Department of Wildlife officials say Colorado's rapid urban growth and the popularity of the state's national parks have made attacks inevitable. As tourists pour into wilderness areas during the summer, where wildlife are protected from hunting, animals shed their instinctive fear of humans.
"There's just no reason for (lions) to be afraid of us," says Todd Malmsbury, Division of Wildlife spokesman. "Clearly, there will be more encounters."
Still, lion attacks are rare. Lions have killed fewer than a dozen people in the United States this century, including two in the last seven years in Colorado, where the lion population is estimated at around 3,000. The last fatal attack in Colorado took the life of an Idaho Springs jogger in 1991.
State wildlife officials also say there are more lions in Colorado now than at any other period since World War II. This is largely because their traditional food sources - elk, deer, and small mammals like raccoons - are more plentiful. In 1965, Colorado was also the first state to ban hunting lions for bounty, though hunting them in season is still legal. Officials say sightings and legal hunting kills have increased steadily. Last year, hunters took 319 mountain lions, double the annual average 10 years ago.
Officials advise people not to turn and run from a lion. Instead, people should wave their arms and stand tall while slowly backing away.

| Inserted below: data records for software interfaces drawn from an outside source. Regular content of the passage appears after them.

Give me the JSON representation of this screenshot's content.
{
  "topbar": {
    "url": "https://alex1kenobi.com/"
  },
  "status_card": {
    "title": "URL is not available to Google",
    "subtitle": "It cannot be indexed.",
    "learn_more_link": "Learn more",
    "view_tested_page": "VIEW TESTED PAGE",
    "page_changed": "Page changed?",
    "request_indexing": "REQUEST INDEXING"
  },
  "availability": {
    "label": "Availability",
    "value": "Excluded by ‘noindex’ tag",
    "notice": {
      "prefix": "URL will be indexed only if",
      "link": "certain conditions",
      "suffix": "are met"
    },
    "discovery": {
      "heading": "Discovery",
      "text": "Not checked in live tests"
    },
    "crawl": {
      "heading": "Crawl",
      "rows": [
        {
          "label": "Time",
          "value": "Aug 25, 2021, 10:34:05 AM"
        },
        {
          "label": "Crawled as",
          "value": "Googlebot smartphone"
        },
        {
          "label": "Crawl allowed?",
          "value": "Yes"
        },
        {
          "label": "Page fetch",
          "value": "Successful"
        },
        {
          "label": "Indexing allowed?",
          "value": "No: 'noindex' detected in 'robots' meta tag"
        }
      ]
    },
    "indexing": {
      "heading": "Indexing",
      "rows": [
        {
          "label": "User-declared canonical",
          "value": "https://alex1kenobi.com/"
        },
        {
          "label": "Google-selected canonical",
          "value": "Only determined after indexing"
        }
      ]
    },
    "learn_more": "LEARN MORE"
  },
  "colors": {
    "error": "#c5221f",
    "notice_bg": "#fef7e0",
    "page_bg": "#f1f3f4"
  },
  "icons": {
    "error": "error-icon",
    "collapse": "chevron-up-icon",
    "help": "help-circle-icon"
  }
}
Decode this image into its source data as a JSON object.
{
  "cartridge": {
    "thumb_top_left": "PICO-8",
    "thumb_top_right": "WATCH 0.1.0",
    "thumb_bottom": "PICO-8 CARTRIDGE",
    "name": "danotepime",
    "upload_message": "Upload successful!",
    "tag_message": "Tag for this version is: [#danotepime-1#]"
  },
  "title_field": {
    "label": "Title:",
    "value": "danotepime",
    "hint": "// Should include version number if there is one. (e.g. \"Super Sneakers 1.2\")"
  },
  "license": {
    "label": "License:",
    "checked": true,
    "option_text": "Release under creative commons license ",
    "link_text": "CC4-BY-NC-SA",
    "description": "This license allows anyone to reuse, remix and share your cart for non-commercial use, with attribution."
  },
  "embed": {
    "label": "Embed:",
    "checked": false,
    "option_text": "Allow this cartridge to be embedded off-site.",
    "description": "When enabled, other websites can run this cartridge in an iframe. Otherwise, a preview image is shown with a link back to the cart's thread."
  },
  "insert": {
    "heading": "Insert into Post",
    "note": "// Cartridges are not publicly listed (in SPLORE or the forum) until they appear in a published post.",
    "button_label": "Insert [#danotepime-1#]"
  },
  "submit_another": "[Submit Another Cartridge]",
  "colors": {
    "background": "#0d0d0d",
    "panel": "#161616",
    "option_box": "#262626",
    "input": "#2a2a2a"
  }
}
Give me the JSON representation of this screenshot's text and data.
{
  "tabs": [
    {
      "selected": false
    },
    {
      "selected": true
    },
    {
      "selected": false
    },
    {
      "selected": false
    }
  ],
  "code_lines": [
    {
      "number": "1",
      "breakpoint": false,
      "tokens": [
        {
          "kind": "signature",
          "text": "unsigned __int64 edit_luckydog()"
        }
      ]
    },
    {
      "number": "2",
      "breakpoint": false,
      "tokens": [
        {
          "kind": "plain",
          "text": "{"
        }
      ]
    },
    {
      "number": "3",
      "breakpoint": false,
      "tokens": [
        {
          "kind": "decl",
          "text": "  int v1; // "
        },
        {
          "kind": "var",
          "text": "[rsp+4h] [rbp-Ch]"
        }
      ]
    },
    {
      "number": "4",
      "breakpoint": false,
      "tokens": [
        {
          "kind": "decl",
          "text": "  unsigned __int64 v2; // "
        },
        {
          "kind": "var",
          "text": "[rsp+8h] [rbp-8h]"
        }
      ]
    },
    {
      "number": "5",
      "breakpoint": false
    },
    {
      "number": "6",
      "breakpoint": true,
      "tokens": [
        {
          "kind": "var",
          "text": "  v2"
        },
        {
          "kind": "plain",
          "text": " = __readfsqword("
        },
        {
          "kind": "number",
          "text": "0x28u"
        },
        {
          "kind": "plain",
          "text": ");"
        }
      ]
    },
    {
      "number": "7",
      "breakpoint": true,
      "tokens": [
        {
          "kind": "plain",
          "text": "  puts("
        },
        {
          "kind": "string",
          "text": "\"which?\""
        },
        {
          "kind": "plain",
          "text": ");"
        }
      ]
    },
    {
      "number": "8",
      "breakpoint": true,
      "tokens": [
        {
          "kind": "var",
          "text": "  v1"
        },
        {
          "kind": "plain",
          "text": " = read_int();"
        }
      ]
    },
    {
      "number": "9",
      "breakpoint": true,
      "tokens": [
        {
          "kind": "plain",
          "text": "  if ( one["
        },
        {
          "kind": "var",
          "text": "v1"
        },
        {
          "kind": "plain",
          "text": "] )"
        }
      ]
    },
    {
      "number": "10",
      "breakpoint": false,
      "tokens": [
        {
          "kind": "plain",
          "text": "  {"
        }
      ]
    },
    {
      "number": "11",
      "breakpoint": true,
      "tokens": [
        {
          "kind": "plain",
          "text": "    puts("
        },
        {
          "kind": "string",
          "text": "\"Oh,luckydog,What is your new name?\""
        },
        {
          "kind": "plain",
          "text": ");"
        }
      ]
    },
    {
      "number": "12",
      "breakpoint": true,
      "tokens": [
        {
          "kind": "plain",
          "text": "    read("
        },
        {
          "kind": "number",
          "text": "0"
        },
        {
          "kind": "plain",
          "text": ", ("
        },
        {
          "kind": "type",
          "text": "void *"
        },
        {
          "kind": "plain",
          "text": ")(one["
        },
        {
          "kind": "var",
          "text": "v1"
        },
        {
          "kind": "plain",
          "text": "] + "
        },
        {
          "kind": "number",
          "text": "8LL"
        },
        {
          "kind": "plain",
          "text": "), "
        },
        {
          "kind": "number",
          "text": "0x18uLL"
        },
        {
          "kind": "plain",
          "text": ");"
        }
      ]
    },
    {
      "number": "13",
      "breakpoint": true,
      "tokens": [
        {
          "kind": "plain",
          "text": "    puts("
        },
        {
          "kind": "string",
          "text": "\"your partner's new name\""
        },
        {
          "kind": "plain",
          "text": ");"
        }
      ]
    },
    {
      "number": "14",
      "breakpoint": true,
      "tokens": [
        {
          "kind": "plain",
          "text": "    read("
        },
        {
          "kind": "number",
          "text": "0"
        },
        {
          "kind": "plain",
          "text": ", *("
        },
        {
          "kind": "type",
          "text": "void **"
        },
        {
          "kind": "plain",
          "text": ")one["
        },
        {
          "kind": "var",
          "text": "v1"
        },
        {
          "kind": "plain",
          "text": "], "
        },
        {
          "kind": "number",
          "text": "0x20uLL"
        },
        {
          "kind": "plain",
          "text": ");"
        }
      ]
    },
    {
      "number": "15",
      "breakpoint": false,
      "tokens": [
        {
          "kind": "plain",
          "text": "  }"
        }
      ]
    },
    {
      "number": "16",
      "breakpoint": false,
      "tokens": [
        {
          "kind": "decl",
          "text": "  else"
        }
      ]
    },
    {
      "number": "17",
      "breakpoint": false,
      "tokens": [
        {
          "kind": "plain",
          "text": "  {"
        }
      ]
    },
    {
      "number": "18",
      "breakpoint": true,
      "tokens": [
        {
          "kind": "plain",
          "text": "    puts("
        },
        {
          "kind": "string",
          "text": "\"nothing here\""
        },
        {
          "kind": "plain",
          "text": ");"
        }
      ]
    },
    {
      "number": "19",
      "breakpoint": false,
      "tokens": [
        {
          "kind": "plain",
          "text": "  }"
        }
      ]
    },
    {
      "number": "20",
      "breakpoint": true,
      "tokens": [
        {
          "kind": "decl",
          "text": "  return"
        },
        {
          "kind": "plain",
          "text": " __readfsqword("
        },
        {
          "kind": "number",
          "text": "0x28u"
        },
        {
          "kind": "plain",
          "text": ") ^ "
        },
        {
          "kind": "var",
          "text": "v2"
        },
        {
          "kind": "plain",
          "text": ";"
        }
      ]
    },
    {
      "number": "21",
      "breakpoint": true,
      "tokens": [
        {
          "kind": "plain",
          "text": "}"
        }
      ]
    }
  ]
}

But, says Malmsbury, "You are many more times likely to be struck by lightning than attacked by a lion."
* Jamie Murray and Peter Chilson